### [BRIEF]
In your output, repeat each entry exactly and include no pictures.

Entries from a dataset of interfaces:
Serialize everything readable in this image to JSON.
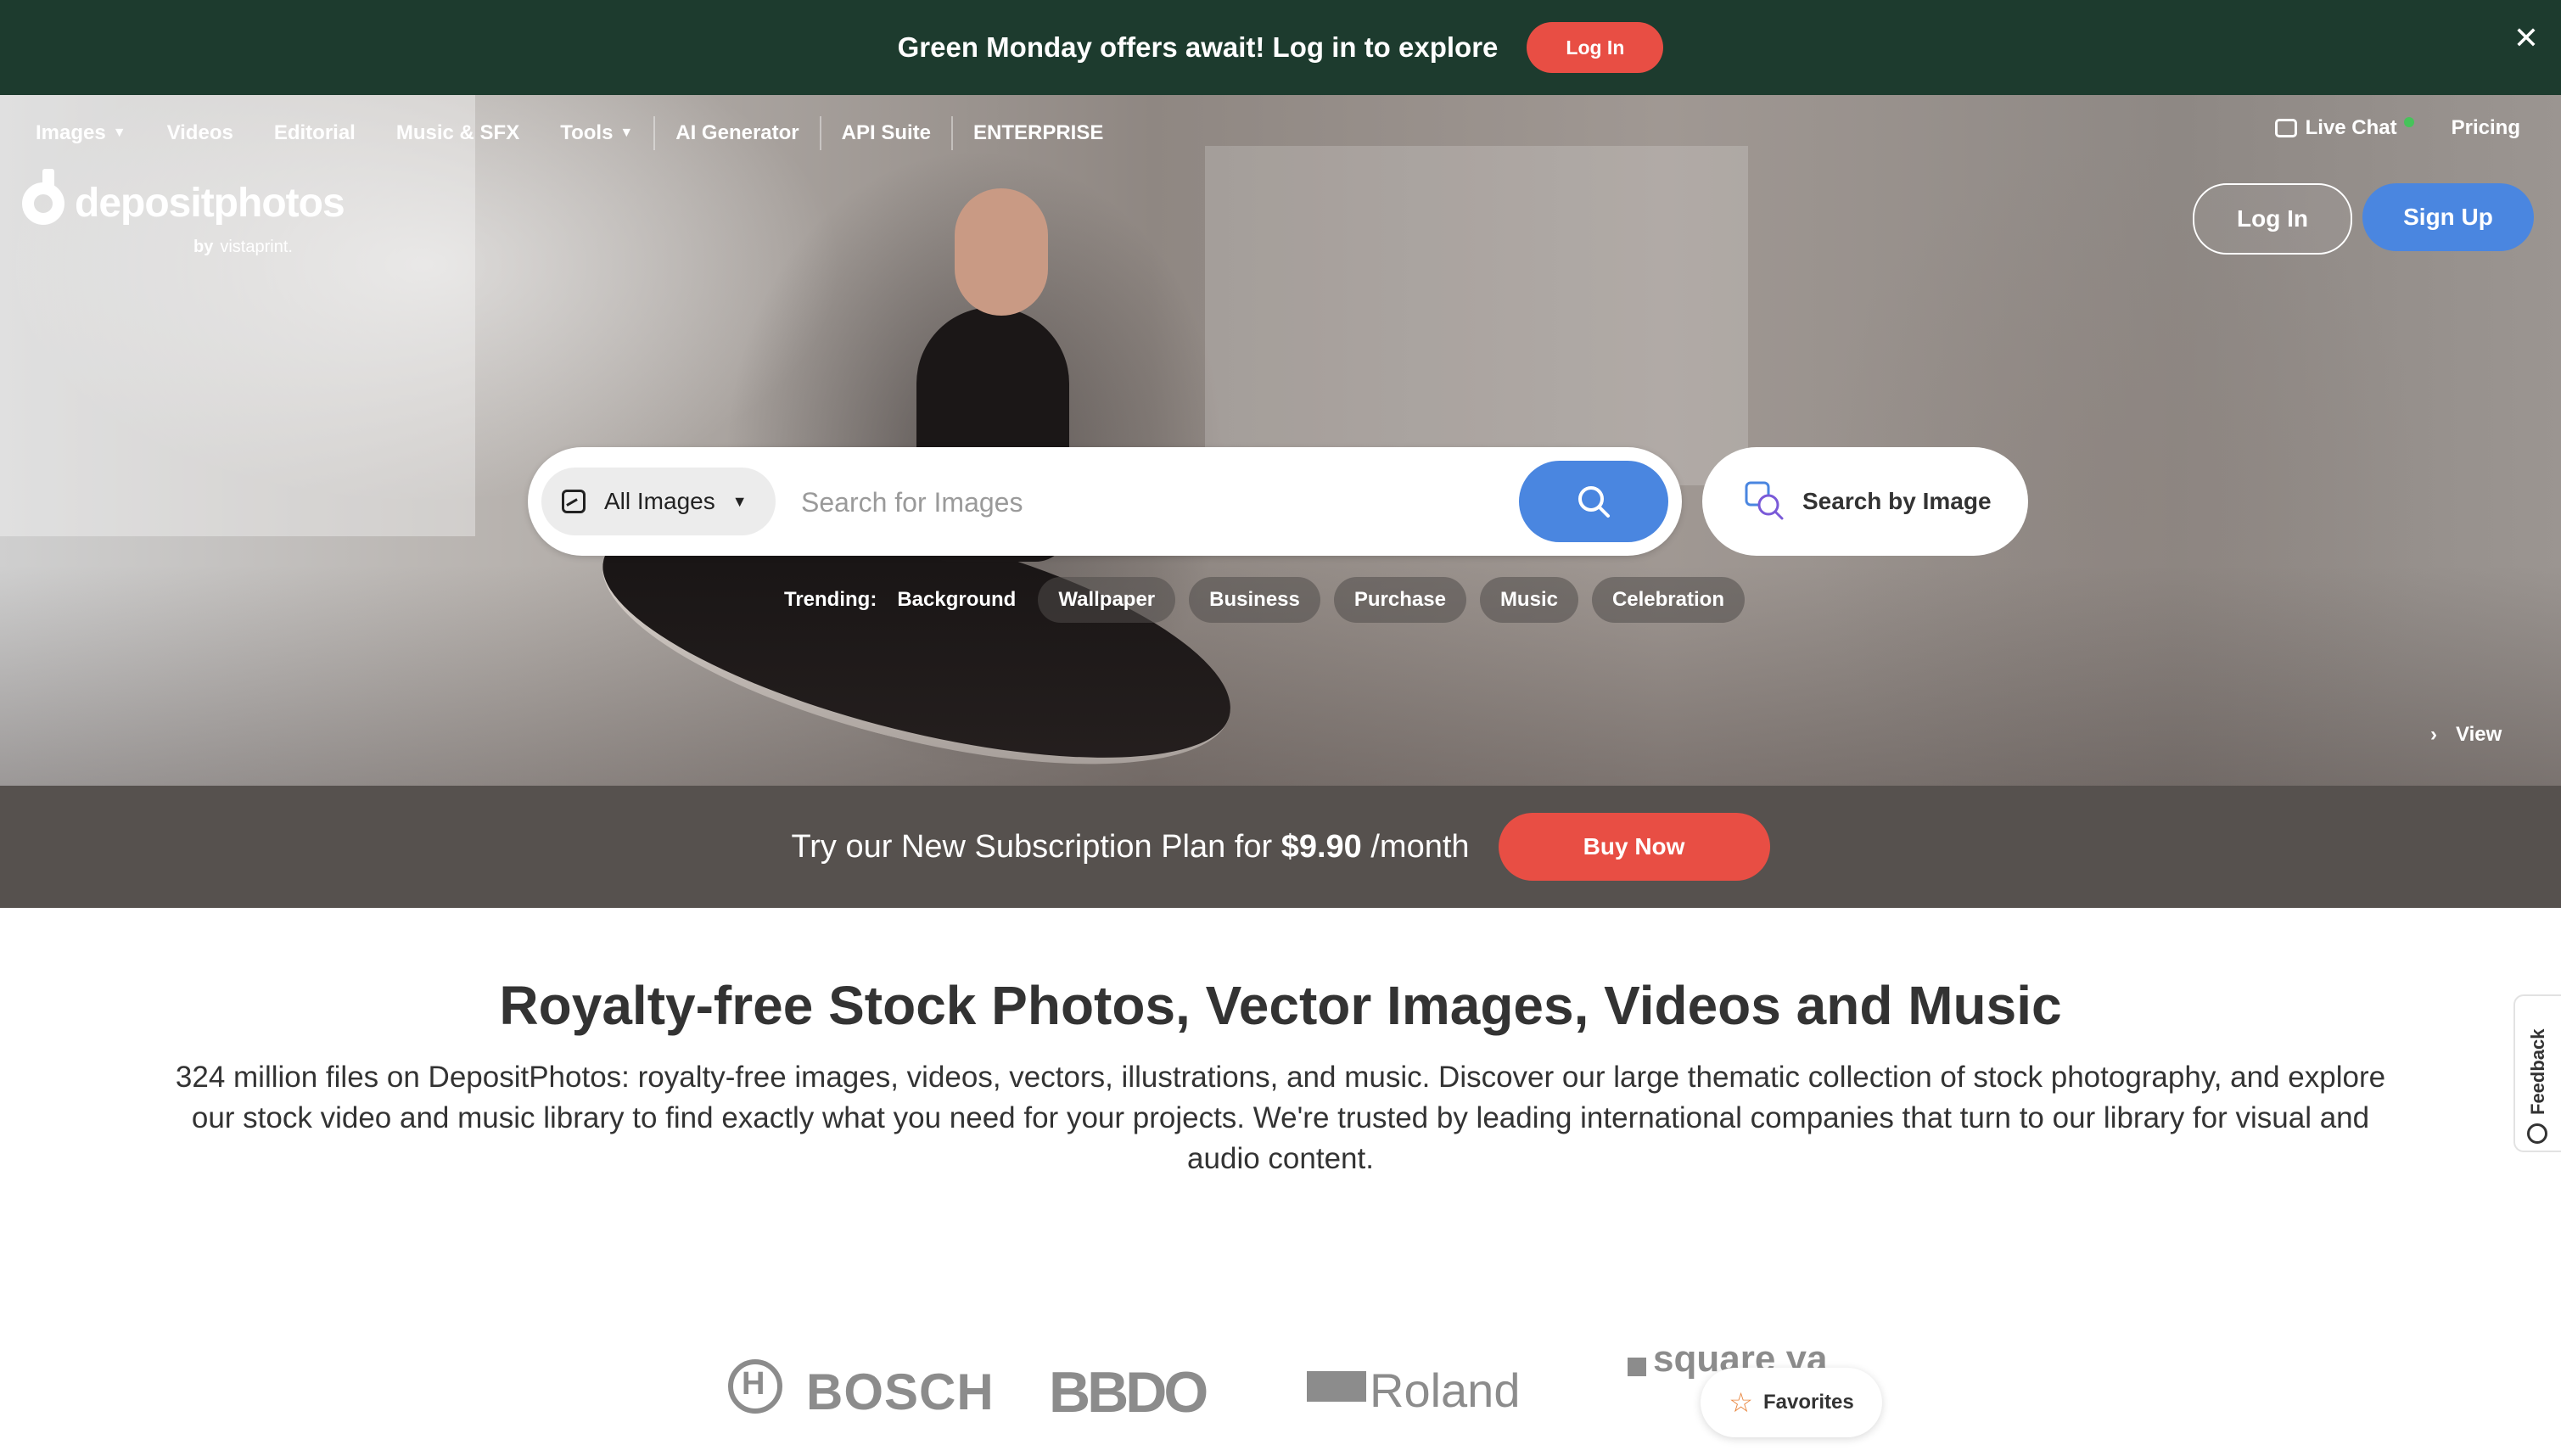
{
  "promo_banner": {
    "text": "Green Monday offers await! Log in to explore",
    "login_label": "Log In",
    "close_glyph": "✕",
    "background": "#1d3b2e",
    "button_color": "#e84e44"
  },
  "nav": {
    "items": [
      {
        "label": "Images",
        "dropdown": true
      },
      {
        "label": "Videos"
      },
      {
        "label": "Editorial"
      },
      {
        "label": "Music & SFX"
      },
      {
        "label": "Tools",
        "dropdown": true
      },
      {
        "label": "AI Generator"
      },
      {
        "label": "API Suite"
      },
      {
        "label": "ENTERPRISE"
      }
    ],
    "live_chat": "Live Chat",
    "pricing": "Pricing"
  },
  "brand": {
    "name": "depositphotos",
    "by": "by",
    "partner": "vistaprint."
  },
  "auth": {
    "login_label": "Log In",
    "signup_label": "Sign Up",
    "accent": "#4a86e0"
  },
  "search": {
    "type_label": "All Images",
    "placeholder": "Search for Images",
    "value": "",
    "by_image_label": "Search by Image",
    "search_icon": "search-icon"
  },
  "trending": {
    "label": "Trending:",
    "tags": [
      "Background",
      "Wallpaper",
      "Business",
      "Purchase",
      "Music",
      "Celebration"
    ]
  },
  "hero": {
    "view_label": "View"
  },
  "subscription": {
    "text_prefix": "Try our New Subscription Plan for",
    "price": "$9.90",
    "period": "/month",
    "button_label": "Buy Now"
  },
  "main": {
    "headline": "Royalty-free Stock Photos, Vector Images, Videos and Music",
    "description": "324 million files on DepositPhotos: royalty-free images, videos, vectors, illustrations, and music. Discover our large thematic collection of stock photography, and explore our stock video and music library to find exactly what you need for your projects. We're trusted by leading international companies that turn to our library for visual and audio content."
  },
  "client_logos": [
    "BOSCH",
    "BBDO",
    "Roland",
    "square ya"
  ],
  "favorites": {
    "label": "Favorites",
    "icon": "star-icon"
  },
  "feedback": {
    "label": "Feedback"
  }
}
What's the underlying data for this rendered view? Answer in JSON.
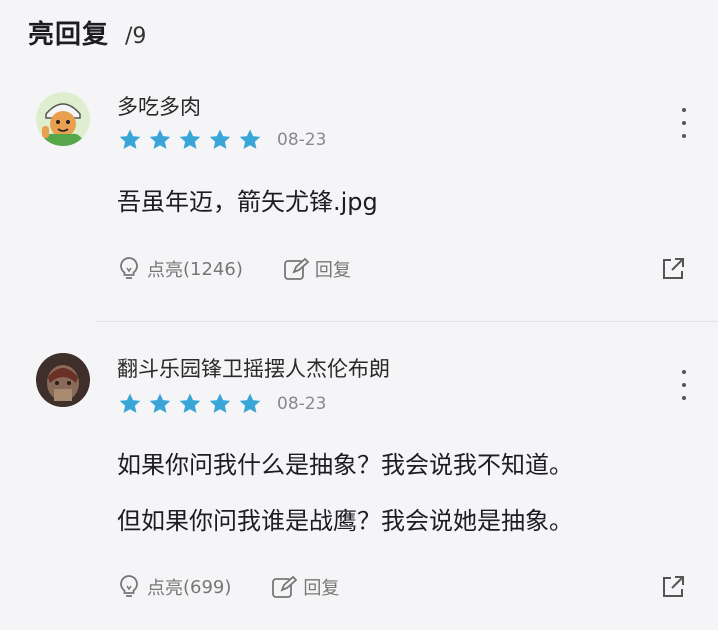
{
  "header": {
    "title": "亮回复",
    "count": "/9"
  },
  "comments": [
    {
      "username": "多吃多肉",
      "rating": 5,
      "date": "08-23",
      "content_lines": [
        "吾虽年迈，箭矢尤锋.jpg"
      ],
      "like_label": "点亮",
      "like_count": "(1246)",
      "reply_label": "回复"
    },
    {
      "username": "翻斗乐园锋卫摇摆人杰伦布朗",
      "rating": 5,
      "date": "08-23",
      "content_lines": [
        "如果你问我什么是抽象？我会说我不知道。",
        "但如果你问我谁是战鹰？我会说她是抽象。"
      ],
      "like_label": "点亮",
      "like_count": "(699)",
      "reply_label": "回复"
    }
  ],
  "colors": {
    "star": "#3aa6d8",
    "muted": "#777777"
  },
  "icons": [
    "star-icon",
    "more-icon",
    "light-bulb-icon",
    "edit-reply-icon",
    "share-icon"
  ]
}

### [EXPECTED ANSWER]
Serialize everything readable in this image to JSON.
{
  "promo_banner": {
    "text": "Green Monday offers await! Log in to explore",
    "login_label": "Log In",
    "close_glyph": "✕",
    "background": "#1d3b2e",
    "button_color": "#e84e44"
  },
  "nav": {
    "items": [
      {
        "label": "Images",
        "dropdown": true
      },
      {
        "label": "Videos"
      },
      {
        "label": "Editorial"
      },
      {
        "label": "Music & SFX"
      },
      {
        "label": "Tools",
        "dropdown": true
      },
      {
        "label": "AI Generator"
      },
      {
        "label": "API Suite"
      },
      {
        "label": "ENTERPRISE"
      }
    ],
    "live_chat": "Live Chat",
    "pricing": "Pricing"
  },
  "brand": {
    "name": "depositphotos",
    "by": "by",
    "partner": "vistaprint."
  },
  "auth": {
    "login_label": "Log In",
    "signup_label": "Sign Up",
    "accent": "#4a86e0"
  },
  "search": {
    "type_label": "All Images",
    "placeholder": "Search for Images",
    "value": "",
    "by_image_label": "Search by Image",
    "search_icon": "search-icon"
  },
  "trending": {
    "label": "Trending:",
    "tags": [
      "Background",
      "Wallpaper",
      "Business",
      "Purchase",
      "Music",
      "Celebration"
    ]
  },
  "hero": {
    "view_label": "View"
  },
  "subscription": {
    "text_prefix": "Try our New Subscription Plan for",
    "price": "$9.90",
    "period": "/month",
    "button_label": "Buy Now"
  },
  "main": {
    "headline": "Royalty-free Stock Photos, Vector Images, Videos and Music",
    "description": "324 million files on DepositPhotos: royalty-free images, videos, vectors, illustrations, and music. Discover our large thematic collection of stock photography, and explore our stock video and music library to find exactly what you need for your projects. We're trusted by leading international companies that turn to our library for visual and audio content."
  },
  "client_logos": [
    "BOSCH",
    "BBDO",
    "Roland",
    "square ya"
  ],
  "favorites": {
    "label": "Favorites",
    "icon": "star-icon"
  },
  "feedback": {
    "label": "Feedback"
  }
}
What's the underlying data for this rendered view? Answer in JSON.
{
  "header": {
    "title": "亮回复",
    "count": "/9"
  },
  "comments": [
    {
      "username": "多吃多肉",
      "rating": 5,
      "date": "08-23",
      "content_lines": [
        "吾虽年迈，箭矢尤锋.jpg"
      ],
      "like_label": "点亮",
      "like_count": "(1246)",
      "reply_label": "回复"
    },
    {
      "username": "翻斗乐园锋卫摇摆人杰伦布朗",
      "rating": 5,
      "date": "08-23",
      "content_lines": [
        "如果你问我什么是抽象？我会说我不知道。",
        "但如果你问我谁是战鹰？我会说她是抽象。"
      ],
      "like_label": "点亮",
      "like_count": "(699)",
      "reply_label": "回复"
    }
  ],
  "colors": {
    "star": "#3aa6d8",
    "muted": "#777777"
  },
  "icons": [
    "star-icon",
    "more-icon",
    "light-bulb-icon",
    "edit-reply-icon",
    "share-icon"
  ]
}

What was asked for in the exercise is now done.